Information |
######
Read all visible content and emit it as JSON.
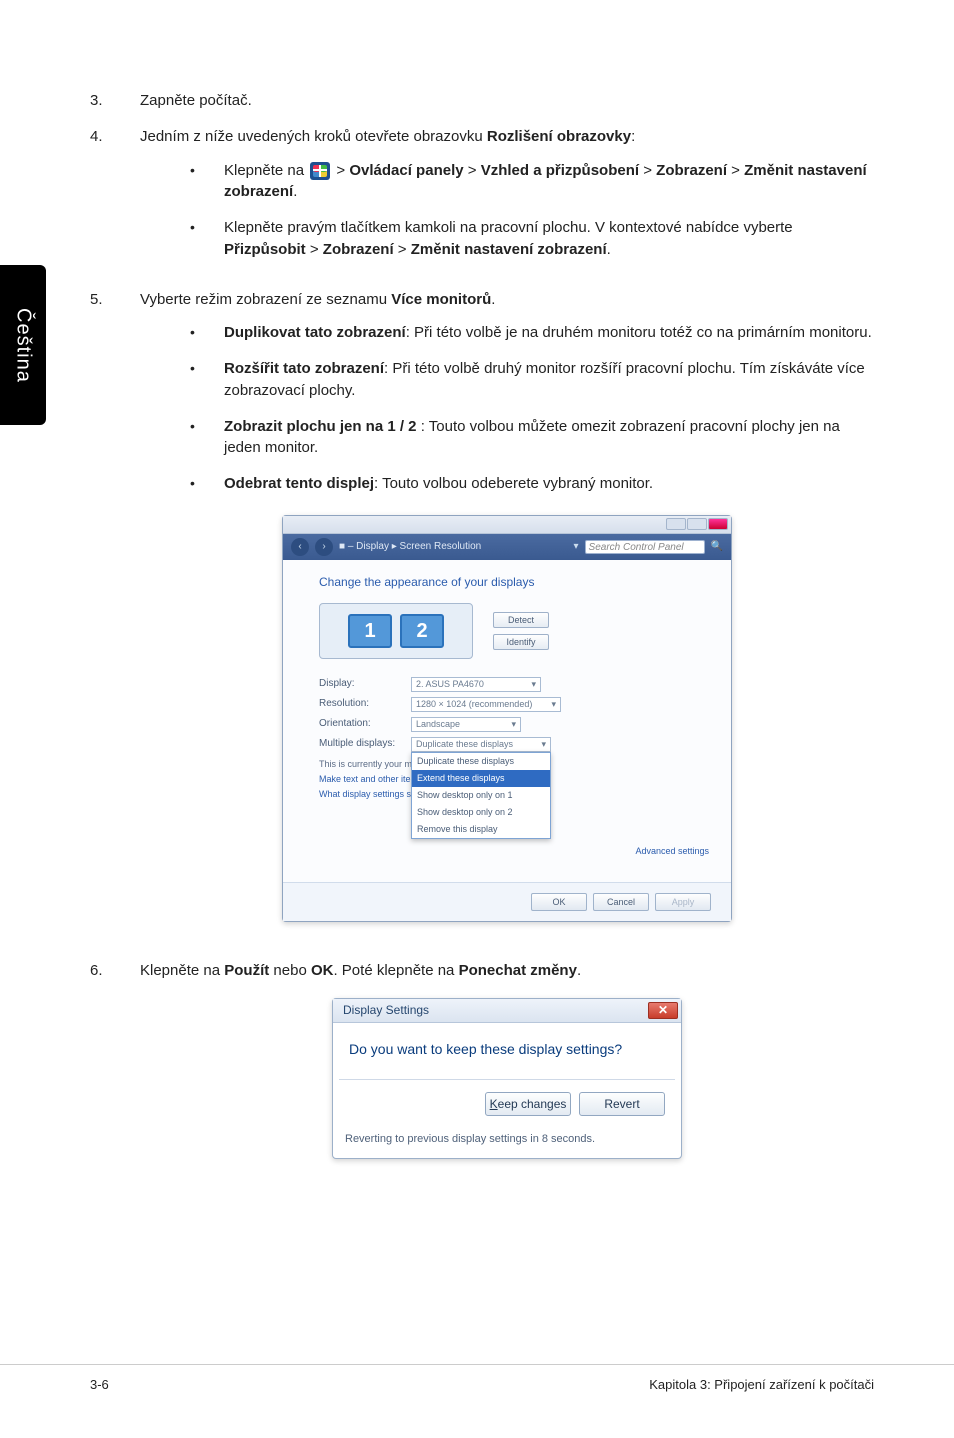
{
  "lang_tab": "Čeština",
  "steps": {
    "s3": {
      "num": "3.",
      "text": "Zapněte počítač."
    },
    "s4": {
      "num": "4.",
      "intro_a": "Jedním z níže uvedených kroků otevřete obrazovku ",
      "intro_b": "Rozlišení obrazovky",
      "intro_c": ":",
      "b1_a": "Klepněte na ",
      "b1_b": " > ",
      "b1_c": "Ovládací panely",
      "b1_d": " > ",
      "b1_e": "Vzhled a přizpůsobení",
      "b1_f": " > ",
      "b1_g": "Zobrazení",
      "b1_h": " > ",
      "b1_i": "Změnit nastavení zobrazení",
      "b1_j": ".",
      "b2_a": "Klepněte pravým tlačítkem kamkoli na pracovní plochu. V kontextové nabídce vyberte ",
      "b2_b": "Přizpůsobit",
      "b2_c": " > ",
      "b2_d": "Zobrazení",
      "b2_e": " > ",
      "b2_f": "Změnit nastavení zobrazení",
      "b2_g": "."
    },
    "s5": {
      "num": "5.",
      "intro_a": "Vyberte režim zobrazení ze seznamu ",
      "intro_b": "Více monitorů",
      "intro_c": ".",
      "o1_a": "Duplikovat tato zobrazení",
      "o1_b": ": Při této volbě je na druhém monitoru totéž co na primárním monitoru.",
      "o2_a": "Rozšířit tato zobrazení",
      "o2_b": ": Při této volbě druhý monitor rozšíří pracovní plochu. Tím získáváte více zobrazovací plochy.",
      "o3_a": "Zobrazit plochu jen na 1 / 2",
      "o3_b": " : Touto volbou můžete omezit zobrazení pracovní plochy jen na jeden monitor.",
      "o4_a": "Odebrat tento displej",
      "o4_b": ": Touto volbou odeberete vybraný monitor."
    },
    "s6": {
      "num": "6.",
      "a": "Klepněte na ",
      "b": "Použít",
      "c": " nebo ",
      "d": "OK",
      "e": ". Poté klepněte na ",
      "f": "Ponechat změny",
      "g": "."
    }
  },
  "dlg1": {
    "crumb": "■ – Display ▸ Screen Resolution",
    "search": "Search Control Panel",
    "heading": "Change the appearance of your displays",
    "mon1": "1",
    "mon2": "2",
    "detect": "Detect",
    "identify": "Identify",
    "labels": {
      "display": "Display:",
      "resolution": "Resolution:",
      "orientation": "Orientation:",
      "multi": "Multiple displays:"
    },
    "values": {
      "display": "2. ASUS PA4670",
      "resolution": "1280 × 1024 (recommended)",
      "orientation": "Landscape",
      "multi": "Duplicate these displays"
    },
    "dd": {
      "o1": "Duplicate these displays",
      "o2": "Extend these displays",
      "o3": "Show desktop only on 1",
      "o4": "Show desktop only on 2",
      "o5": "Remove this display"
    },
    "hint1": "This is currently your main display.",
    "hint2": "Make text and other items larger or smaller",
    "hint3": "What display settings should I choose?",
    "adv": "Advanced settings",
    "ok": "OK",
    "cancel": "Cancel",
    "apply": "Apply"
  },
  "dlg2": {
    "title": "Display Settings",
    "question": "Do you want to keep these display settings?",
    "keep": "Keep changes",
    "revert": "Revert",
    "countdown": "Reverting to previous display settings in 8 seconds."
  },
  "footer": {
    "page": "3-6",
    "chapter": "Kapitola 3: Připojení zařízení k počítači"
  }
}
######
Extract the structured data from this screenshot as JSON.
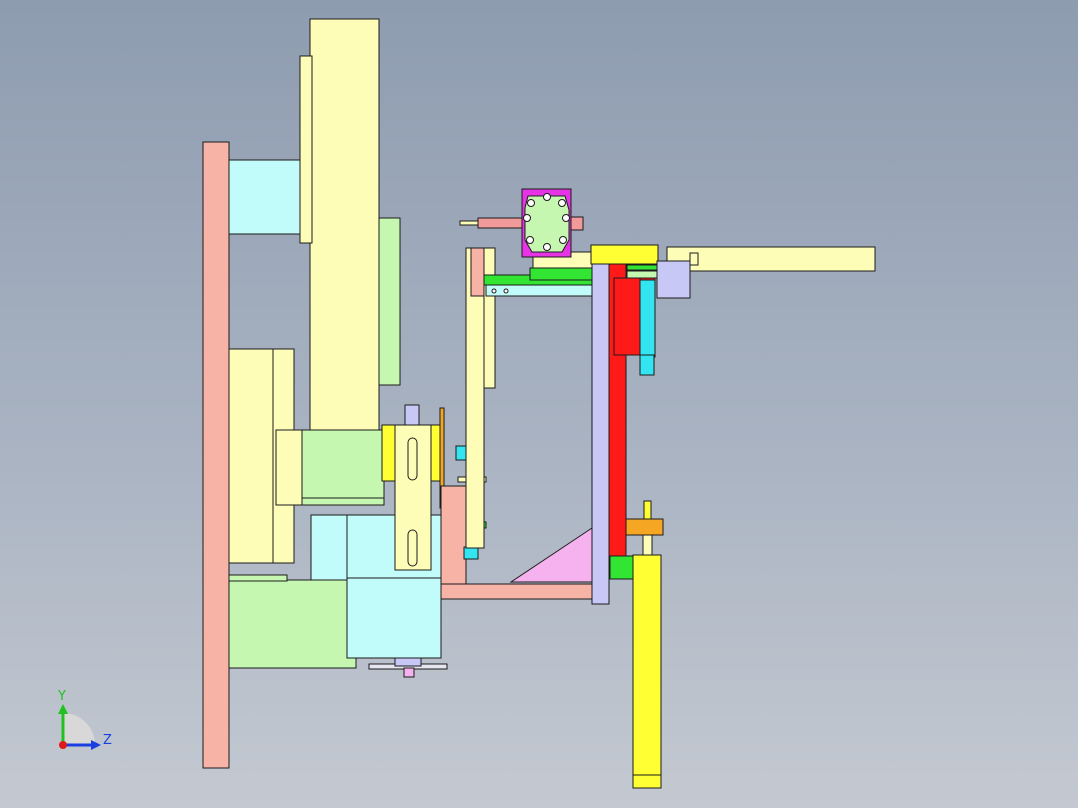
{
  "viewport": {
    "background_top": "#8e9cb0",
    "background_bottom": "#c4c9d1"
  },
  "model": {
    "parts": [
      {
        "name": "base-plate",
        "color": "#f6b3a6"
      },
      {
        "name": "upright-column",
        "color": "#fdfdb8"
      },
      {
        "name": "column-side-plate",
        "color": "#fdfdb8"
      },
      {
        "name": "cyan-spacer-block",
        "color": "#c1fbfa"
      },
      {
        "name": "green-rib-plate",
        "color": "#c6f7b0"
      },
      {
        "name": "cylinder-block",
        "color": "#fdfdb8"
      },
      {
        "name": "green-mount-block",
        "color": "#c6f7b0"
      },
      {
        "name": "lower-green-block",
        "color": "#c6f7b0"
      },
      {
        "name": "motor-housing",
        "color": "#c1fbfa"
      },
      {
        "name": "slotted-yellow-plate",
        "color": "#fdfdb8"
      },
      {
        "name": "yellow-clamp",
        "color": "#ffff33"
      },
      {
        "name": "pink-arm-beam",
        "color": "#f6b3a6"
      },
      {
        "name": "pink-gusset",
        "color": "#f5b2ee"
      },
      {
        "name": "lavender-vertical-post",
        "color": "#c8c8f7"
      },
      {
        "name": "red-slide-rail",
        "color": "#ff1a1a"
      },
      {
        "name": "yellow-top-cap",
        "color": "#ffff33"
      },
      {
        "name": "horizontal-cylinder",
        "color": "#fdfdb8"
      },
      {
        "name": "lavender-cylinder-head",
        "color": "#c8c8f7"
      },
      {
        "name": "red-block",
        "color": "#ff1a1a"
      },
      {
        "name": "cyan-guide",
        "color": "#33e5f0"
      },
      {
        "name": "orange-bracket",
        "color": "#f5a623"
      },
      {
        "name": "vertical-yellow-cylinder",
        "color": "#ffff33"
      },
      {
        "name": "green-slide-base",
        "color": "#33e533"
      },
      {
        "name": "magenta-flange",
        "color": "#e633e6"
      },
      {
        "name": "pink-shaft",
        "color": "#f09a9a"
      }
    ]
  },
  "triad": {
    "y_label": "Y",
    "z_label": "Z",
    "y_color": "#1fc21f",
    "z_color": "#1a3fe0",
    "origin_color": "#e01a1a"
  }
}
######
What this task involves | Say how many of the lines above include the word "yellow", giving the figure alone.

Answer space | 4